2019 Cotton Specialist Of The Year Hails From Tennessee
During the recent Beltwide Cotton Conferences in New Orleans, Louisiana, Dr. Tyson Raper was named the 2019 Cotton Specialist of the Year.
Raper is the small grains specialist for the University of Tennessee Agriculture Extension Service. The award, sponsored by BASF, was presented to Raper at the event’s annual award dinner and reception attended by cotton specialists from across the Cotton Belt.
“We’re pleased to recognize Dr. Raper’s outstanding accomplishments and contributions to the cotton industry,” says Steve Nichols, global agronomic services manager at BASF. “His expertise in agronomy and experience in the field has allowed him to make significant contributions to the cotton growers of Tennessee and to the industry. His strong leadership and working relationships with producers, consultants and key stakeholders is widely recognized amongst his peers.”
“He is an outstanding young cotton specialist,” Hayes says. “He joined us about four years ago and has really hit the ground running.”
He says that even as a young specialist, Raper has showcased his leadership throughout the industry. Cotton specialists in the 17 states where cotton is grown vote each year on who among them will be chosen for the highly esteemed award.

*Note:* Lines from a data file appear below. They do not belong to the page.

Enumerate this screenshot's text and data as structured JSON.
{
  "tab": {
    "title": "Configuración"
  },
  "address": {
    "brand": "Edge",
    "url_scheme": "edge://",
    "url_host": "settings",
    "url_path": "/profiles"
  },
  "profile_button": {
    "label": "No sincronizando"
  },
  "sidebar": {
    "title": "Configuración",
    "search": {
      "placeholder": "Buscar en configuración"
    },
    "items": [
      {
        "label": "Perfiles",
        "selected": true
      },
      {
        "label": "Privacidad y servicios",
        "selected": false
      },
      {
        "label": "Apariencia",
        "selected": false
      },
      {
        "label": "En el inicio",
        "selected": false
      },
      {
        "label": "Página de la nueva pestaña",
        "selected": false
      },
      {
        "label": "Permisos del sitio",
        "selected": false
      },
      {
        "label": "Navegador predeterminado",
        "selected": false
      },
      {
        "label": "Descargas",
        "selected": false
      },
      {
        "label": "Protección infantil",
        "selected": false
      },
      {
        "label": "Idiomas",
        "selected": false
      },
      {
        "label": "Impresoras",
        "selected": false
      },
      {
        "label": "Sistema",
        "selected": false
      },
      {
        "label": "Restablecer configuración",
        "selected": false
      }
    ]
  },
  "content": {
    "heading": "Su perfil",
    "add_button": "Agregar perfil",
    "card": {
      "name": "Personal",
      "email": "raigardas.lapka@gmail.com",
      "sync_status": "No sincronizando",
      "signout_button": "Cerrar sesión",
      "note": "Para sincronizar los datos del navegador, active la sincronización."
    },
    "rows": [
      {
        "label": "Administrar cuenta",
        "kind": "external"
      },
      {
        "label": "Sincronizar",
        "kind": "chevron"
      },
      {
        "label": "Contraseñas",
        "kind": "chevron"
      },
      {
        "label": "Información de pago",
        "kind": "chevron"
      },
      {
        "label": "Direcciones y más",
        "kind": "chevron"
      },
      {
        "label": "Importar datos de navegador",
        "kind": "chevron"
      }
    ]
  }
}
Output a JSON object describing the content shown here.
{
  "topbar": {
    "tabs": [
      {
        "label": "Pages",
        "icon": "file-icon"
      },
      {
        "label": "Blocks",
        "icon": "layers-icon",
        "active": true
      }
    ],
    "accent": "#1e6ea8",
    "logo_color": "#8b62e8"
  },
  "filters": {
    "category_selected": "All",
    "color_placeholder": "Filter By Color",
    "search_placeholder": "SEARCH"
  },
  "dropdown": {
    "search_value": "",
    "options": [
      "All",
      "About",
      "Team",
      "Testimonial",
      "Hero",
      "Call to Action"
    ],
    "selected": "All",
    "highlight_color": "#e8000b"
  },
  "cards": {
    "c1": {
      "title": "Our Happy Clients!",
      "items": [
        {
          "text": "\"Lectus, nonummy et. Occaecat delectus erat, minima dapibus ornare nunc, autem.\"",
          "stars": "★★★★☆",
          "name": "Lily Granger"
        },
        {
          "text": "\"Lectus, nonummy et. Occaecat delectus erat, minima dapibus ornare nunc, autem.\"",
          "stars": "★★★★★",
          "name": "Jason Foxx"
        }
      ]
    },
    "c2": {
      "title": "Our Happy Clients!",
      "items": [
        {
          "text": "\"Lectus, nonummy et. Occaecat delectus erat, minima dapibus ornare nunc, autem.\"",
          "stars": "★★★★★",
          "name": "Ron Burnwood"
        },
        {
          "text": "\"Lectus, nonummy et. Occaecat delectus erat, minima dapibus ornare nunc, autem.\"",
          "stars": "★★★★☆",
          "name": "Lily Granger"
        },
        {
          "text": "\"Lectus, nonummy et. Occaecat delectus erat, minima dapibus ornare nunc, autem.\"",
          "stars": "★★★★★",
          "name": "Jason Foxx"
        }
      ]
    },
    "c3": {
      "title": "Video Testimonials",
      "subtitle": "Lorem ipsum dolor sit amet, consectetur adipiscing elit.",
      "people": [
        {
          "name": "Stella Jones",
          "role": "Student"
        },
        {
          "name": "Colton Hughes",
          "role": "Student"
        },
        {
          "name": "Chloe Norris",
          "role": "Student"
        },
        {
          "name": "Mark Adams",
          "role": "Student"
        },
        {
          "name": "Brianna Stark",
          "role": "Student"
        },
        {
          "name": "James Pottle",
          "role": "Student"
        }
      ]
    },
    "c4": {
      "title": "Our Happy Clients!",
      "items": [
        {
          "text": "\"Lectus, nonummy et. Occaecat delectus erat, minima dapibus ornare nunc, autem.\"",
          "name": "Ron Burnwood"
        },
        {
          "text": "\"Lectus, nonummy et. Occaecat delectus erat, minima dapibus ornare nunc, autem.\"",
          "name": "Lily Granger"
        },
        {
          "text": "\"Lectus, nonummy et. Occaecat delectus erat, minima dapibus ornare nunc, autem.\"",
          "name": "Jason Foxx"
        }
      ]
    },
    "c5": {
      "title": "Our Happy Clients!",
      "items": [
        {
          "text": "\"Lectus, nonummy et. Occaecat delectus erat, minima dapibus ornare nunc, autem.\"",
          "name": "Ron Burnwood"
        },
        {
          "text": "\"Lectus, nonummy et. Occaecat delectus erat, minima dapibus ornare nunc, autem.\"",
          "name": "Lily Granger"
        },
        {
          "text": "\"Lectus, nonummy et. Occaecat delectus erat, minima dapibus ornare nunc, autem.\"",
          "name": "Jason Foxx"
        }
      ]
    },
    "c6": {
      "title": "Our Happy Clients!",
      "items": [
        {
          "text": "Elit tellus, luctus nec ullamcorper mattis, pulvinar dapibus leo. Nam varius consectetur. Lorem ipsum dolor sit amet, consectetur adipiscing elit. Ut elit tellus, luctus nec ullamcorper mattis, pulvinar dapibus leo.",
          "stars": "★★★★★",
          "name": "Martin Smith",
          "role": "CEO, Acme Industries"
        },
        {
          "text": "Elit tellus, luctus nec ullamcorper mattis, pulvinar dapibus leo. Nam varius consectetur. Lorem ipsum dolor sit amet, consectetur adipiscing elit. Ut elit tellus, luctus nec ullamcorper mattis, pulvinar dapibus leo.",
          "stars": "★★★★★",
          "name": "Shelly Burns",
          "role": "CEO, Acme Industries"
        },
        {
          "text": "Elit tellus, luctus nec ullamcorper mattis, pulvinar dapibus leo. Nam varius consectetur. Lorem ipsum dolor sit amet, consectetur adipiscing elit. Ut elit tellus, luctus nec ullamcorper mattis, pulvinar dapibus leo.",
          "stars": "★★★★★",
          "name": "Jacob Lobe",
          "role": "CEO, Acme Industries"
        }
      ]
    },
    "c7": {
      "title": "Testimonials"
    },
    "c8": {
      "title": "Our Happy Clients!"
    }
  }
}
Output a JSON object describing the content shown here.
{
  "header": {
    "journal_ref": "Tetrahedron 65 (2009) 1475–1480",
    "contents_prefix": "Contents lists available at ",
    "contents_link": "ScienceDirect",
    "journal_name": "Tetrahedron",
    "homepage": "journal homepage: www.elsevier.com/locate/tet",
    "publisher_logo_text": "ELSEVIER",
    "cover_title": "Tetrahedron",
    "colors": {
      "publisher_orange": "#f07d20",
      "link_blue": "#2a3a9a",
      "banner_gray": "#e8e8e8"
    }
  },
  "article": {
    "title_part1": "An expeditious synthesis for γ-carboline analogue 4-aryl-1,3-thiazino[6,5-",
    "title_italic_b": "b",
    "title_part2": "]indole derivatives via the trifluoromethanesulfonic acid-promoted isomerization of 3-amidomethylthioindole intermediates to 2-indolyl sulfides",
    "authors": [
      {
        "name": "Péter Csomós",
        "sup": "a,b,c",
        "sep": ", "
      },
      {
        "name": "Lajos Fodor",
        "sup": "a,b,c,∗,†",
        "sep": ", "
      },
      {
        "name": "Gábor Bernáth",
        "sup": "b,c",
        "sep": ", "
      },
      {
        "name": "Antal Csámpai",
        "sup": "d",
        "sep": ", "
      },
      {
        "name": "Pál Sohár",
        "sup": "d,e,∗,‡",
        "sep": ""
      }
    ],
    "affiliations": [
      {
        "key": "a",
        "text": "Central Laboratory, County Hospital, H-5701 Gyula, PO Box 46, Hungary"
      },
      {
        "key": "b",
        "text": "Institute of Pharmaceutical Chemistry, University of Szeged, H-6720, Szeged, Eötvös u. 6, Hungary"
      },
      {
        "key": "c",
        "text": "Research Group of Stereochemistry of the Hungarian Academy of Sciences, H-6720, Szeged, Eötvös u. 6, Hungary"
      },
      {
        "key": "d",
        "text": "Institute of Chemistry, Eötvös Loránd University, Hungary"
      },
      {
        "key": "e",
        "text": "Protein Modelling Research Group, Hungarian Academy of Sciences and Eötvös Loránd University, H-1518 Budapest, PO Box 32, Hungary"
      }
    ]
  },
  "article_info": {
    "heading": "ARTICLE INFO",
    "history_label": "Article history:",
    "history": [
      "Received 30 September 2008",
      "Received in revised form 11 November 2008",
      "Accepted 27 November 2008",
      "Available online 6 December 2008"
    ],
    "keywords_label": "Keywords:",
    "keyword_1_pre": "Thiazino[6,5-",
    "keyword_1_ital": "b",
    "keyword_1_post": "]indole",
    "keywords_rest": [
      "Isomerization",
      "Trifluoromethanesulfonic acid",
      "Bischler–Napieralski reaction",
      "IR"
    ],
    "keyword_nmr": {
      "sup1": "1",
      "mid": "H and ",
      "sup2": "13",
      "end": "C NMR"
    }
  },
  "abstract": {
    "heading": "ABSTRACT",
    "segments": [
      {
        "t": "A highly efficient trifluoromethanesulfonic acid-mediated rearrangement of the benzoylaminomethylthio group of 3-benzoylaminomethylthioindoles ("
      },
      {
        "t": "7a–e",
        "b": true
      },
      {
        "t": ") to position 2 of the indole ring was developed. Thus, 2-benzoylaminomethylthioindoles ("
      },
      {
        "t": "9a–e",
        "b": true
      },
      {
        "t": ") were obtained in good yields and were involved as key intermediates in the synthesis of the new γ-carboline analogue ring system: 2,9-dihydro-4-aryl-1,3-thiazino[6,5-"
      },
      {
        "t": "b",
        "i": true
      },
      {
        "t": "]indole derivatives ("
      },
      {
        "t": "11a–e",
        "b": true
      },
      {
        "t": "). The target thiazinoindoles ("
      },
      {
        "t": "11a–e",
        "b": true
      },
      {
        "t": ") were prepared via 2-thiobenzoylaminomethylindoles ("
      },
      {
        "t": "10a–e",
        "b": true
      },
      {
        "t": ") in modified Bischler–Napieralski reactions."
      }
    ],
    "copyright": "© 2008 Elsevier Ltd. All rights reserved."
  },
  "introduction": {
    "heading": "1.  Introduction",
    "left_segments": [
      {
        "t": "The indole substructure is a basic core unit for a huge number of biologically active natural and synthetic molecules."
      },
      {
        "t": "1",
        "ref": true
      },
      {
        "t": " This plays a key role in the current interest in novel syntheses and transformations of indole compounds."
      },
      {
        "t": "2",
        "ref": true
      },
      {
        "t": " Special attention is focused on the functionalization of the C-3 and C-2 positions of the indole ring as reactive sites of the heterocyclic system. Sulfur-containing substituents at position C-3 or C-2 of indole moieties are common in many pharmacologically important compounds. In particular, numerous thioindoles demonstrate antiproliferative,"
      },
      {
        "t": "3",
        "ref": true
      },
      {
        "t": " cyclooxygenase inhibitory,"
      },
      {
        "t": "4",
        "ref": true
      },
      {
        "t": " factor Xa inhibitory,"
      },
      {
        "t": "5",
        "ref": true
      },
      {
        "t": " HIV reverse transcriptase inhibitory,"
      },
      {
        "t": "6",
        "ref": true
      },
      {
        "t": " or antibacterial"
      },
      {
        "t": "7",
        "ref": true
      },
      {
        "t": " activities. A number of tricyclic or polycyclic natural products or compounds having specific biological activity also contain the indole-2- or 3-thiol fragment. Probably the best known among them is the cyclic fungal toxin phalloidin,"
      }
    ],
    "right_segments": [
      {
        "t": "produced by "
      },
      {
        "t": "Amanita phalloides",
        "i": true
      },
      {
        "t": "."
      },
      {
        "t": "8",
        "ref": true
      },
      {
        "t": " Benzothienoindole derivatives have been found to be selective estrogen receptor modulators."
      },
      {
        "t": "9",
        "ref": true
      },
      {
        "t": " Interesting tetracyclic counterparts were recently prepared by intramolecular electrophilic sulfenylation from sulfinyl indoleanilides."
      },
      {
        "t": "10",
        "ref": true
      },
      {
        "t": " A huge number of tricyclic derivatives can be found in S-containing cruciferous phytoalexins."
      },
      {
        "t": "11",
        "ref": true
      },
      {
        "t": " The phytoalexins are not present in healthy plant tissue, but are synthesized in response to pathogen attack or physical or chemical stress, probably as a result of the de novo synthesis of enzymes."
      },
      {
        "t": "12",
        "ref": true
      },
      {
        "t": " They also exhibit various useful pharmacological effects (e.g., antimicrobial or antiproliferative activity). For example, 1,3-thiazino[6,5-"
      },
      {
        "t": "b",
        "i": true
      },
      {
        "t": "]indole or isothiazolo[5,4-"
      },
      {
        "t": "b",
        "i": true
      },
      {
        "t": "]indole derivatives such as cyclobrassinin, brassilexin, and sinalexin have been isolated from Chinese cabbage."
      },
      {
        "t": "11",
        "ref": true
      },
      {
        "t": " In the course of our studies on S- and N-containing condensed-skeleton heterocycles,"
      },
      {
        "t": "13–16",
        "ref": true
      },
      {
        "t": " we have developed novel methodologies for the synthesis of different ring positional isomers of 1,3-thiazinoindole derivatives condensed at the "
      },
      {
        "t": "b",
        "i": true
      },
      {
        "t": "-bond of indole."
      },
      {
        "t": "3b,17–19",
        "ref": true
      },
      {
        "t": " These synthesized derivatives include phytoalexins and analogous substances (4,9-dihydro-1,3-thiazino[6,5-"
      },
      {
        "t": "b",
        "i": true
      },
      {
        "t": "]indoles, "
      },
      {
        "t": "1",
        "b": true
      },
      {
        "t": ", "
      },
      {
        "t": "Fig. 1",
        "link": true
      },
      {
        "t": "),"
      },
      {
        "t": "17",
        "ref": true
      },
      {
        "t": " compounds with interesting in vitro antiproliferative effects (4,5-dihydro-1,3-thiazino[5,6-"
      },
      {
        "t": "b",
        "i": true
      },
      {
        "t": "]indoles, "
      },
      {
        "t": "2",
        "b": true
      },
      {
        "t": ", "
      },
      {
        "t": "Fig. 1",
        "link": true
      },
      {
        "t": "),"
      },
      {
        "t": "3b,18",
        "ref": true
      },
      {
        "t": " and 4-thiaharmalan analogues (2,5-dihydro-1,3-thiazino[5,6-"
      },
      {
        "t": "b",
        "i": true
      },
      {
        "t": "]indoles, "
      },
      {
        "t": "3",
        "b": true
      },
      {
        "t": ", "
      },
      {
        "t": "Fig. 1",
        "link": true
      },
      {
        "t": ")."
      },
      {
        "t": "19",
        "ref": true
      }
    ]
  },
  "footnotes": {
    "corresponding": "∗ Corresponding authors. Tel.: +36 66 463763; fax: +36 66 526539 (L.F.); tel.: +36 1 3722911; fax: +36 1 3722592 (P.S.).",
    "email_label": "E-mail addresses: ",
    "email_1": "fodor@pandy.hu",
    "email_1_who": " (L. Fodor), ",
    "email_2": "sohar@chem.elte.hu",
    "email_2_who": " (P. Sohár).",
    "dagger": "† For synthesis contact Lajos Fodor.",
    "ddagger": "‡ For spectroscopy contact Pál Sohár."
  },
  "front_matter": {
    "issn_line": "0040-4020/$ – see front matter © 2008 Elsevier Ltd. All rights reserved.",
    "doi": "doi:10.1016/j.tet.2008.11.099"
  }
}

Raper, an Alabama native, earned a bachelor’s degree in agricultural business and economics from Auburn University, a master’s in agronomy from Mississippi State University and a doctorate in crop physiology from the University of Arkansas.
Texas Farm Bureau Supports Eminent Domain Reform
Calling eminent domain reform “the property rights issue of our time,” Texas Farm Bureau President Russell Boening joined State Rep. DeWayne Burns (R-Cleburne) recently in Austin to roll out the reform bill, House Bill 991.
“We understand the rapid growth of our state will call for sacrifice, careful planning and yes, eminent domain,” Boening says. “However, Texas farmers, ranchers and rural property holders have a constitutional right to fair treatment and just compensation.”Farmers, ranchers and rural landowners continue to complain of property takings for pipelines, utilities and other uses that do not treat property owners fairly. Complaints of “lowball” offers and land not restored in a satisfactory way are common.
“It’s time for transparency in all property takings, with landowners clearly understanding their rights,” Boening says. “There must be true good faith offers and consequences if that does not occur.
“When the law allows private entities to take private property, it should also protect the rights of those property owners. They cannot walk away from the table. They only have two options — accept an offer or get taken to court.”